But a few end users in the process industries (call them “early adopters,” “leaders” or if you’re inclined to cynicism, “bleeding-edgers”) have taken the EAM concept beyond the old equipment database, work-order-generating software of even a few years ago. They are using their maintenance systems to help them, not just with maintaining and tracking their assets, but supporting their regulatory compliance, improving their product quality and, ultimately, their bottom lines.
The Drug Company
For drug maker ImClone, regulatory compliance is one of the big drivers behind the sophisticated integration of its control, maintenance and ERP systems. The goal says Steve Greguske, Imclone’s principal control engineer, is to draw data directly from the controls, taking advantage of the history in the database and analyzing it for decision support—not just about maintenance, but about process optimization—and for proof of regulatory compliance.
At ImClone’s new $330-million facility in Branchburg, N.J., which was licensed by the FDA just this year, the company’s SAP ERP system and its Allen-Bradley Logix control platform and Rockwell Software’s FactoryTalk Asset Centre work in tandem to handle not just maintenance, but documentation for compliance.
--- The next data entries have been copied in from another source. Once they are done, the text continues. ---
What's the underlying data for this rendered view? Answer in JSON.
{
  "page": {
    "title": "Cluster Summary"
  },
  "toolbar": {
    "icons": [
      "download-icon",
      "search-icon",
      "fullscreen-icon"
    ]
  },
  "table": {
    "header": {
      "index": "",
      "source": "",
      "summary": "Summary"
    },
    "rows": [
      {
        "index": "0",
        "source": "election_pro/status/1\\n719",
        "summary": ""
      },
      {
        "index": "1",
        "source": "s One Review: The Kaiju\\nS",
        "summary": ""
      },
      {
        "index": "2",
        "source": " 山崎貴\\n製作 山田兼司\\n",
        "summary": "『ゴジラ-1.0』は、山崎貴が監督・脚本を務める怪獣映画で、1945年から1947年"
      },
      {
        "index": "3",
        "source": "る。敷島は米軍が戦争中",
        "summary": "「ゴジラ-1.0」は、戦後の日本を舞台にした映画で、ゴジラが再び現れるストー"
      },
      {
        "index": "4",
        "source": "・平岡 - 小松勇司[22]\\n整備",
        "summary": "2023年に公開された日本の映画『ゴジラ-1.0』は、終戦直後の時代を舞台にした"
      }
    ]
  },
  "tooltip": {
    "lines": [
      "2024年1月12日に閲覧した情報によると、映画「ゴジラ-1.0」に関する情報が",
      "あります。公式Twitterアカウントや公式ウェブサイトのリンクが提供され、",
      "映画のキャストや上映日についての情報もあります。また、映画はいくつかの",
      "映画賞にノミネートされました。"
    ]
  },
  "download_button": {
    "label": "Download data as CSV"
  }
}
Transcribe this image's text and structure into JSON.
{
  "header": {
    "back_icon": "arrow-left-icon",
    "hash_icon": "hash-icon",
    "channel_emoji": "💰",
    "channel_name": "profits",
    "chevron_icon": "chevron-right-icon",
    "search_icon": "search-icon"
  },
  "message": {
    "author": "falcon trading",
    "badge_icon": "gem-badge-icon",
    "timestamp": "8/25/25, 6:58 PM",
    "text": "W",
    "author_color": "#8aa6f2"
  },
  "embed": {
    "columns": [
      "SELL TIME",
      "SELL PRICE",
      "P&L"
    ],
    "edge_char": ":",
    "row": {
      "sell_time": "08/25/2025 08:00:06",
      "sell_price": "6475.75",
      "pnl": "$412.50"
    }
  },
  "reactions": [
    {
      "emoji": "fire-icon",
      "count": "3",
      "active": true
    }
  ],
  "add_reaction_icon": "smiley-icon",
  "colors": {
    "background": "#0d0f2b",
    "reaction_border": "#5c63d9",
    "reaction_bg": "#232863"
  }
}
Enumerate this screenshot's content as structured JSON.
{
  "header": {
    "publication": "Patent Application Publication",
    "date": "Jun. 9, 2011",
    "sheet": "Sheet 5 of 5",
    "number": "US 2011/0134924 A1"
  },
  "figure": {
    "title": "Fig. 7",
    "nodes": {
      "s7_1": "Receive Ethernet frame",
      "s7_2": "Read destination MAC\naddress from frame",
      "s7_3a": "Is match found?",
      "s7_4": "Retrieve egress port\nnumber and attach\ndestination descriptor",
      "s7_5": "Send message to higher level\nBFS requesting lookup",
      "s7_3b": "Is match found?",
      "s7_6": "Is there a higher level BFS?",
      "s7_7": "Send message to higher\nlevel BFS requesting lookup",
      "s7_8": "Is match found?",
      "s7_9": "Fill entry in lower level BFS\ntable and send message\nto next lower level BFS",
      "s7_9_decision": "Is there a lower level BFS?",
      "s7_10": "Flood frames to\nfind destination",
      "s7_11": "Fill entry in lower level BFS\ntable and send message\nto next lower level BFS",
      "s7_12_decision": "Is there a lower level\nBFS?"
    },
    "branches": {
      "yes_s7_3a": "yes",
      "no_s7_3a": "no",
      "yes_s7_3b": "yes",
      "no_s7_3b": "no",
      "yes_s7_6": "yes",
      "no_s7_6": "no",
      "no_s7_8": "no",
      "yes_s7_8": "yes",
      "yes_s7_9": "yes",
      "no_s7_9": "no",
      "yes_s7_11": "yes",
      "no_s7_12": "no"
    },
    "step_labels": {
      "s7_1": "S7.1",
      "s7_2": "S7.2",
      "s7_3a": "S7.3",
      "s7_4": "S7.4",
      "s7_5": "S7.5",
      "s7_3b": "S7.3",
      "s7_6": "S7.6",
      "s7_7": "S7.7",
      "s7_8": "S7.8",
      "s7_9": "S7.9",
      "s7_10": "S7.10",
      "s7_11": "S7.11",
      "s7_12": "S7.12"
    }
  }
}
“We’re using SAP for scheduling work orders for maintenance. But because of the advantages of the control systems, we’re integrating them [with SAP] to allow us more proactively to see when our systems need maintenance. Using the data historian, we can go back in time to see how things were degrading and figure out how to do thing better,” explains Greguske.
This information gives Greguske important clues about the timing of maintenance, which in itself is a money-saver. “We keep track of the frequency with which we replace parts or check on them. Now we have data we can look at and decide that maybe we only need to do certain maintenance every three months instead of monthly. Or say we’ve been doing the check every six months. By looking at the data, we may conclude that we should do it every three.”